for kinetic:

sudo apt install ros-kinetic-urdf-tutorial

Then you assuming you saved the above robot description as basic.xacro you could just run:

cd /path/to/saved/xacro
roslaunch urdf_tutorial display.launch model:=basic.xacro

To verify that everything seems to be working normally you could install some plugins to visualize the IMU output in rviz. One example would be rviz_imu_plugin. Have not used that plugin in a long time, you would probably need to have your URDF "running" and change the fixed_frame to base_link in Rviz to get sensible output.

All you need to do is define the frame of the IMU relative to the base_link with the correct rotation and orientation. If the IMU would already be using the REP-103 coordinate system the very basic urdf would look something like this:

<?xml version='1.0'?>
<robot name="basic" xmlns:xacro="http://www.ros.org/wiki/xacro">
  <link name="base_link">
    <pose>0 0 0 0 0 0</pose>
  </link>
  <link name="imu"/>
  <joint name="imu_joint" type="fixed">
    <origin rpy="0 0 0" xyz="0 0 0.3"/>
    <parent link="base_link" />
    <child link="imu"/>
  </joint>
</robot>

Would produce the output as (red=x, green=y, blue=z):

image description

In the linked repository the orientation of the IMU is depicted as Z down and Y to the "right". You need to take that orientation into account in the definition of your frames. To do that you need to rotate it around the X axis.

The rotation is in radians so rotate it by PI for 180 degrees. <origin rpy="3.1416 0 0" xyz="0 0 0.3"/> The basic robot would look like this:

<?xml version='1.0'?>
<robot name="basic" xmlns:xacro="http://www.ros.org/wiki/xacro">
  <link name="base_link">
    <pose>0 0 0 0 0 0</pose>
  </link>
  <link name="imu"/>
  <joint name="imu_joint" type="fixed">
    <origin rpy="3.1416 0 0" xyz="0 0 0.3"/>
    <parent link="base_link" />
    <child link="imu"/>
  </joint>
</robot>

Output and the image in the linked git repo:

image description image description


To easily inspect your urdf you might want to install the package urdf_tutorial.

replace <ros_distro> with your distribution

sudo apt install ros-<ros_distro>-urdf-tutorial

for kinetic:

sudo apt install ros-kinetic-urdf-tutorial

Then you assuming you saved the above robot description as basic.xacro you could just run:

cd /path/to/saved/xacro
roslaunch urdf_tutorial display.launch model:=basic.xacro

To verify that everything seems to be working normally you could install some plugins to visualize the IMU output in rviz.

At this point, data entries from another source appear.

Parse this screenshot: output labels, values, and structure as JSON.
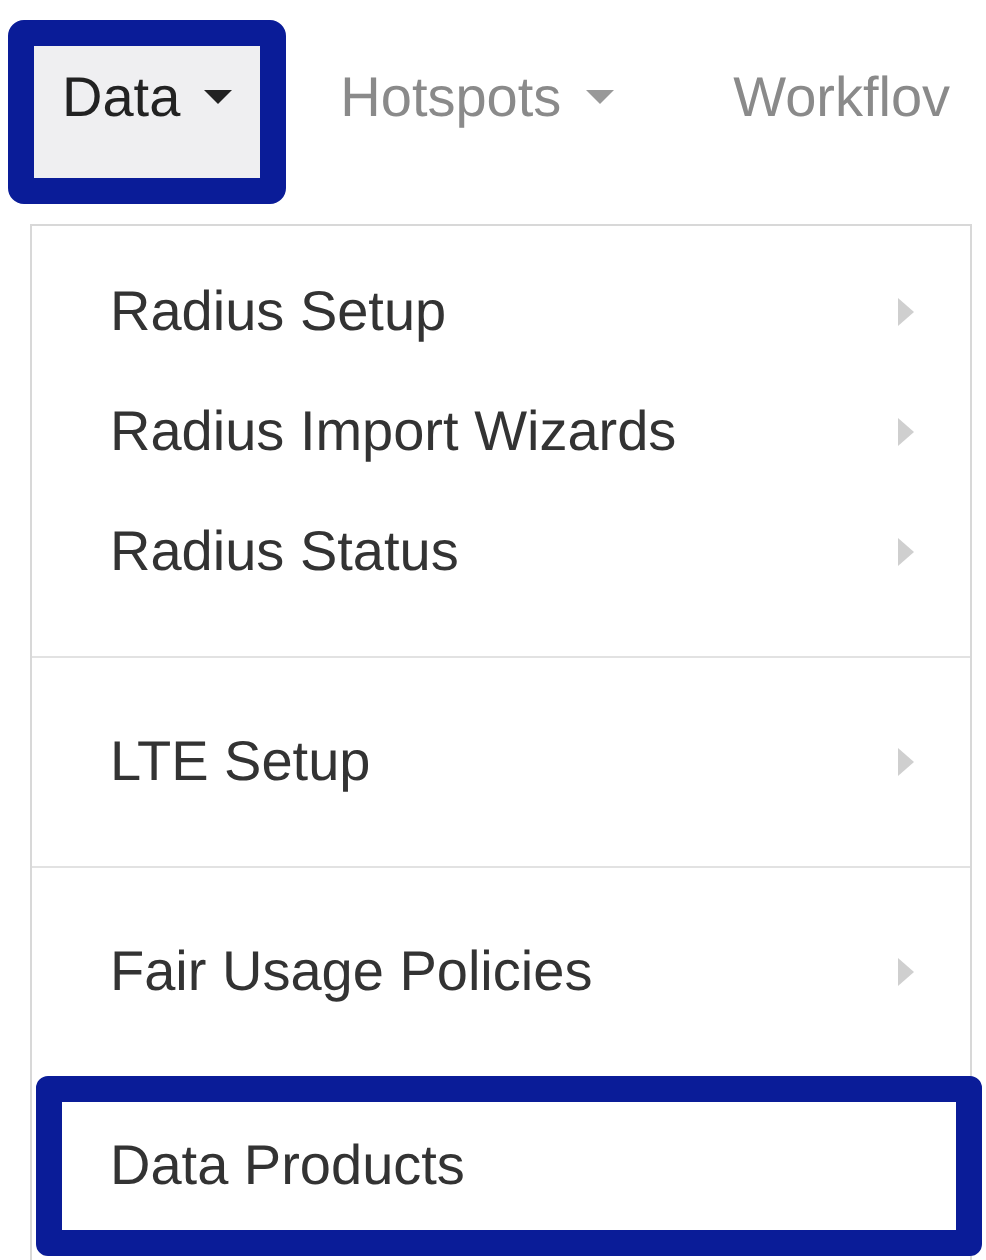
{
  "navbar": {
    "items": [
      {
        "label": "Data",
        "has_menu": true,
        "selected": true,
        "highlighted": true
      },
      {
        "label": "Hotspots",
        "has_menu": true,
        "selected": false,
        "highlighted": false
      },
      {
        "label": "Workflov",
        "has_menu": false,
        "selected": false,
        "highlighted": false
      }
    ]
  },
  "dropdown": {
    "items": [
      {
        "kind": "submenu",
        "label": "Radius Setup",
        "highlighted": false
      },
      {
        "kind": "submenu",
        "label": "Radius Import Wizards",
        "highlighted": false
      },
      {
        "kind": "submenu",
        "label": "Radius Status",
        "highlighted": false
      },
      {
        "kind": "divider"
      },
      {
        "kind": "submenu",
        "label": "LTE Setup",
        "highlighted": false
      },
      {
        "kind": "divider"
      },
      {
        "kind": "submenu",
        "label": "Fair Usage Policies",
        "highlighted": false
      },
      {
        "kind": "link",
        "label": "Data Products",
        "highlighted": true
      }
    ]
  }
}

One example would be rviz_imu_plugin. Have not used that plugin in a long time, you would probably need to have your URDF "running" and change the fixed_frame to base_link in Rviz to get sensible output.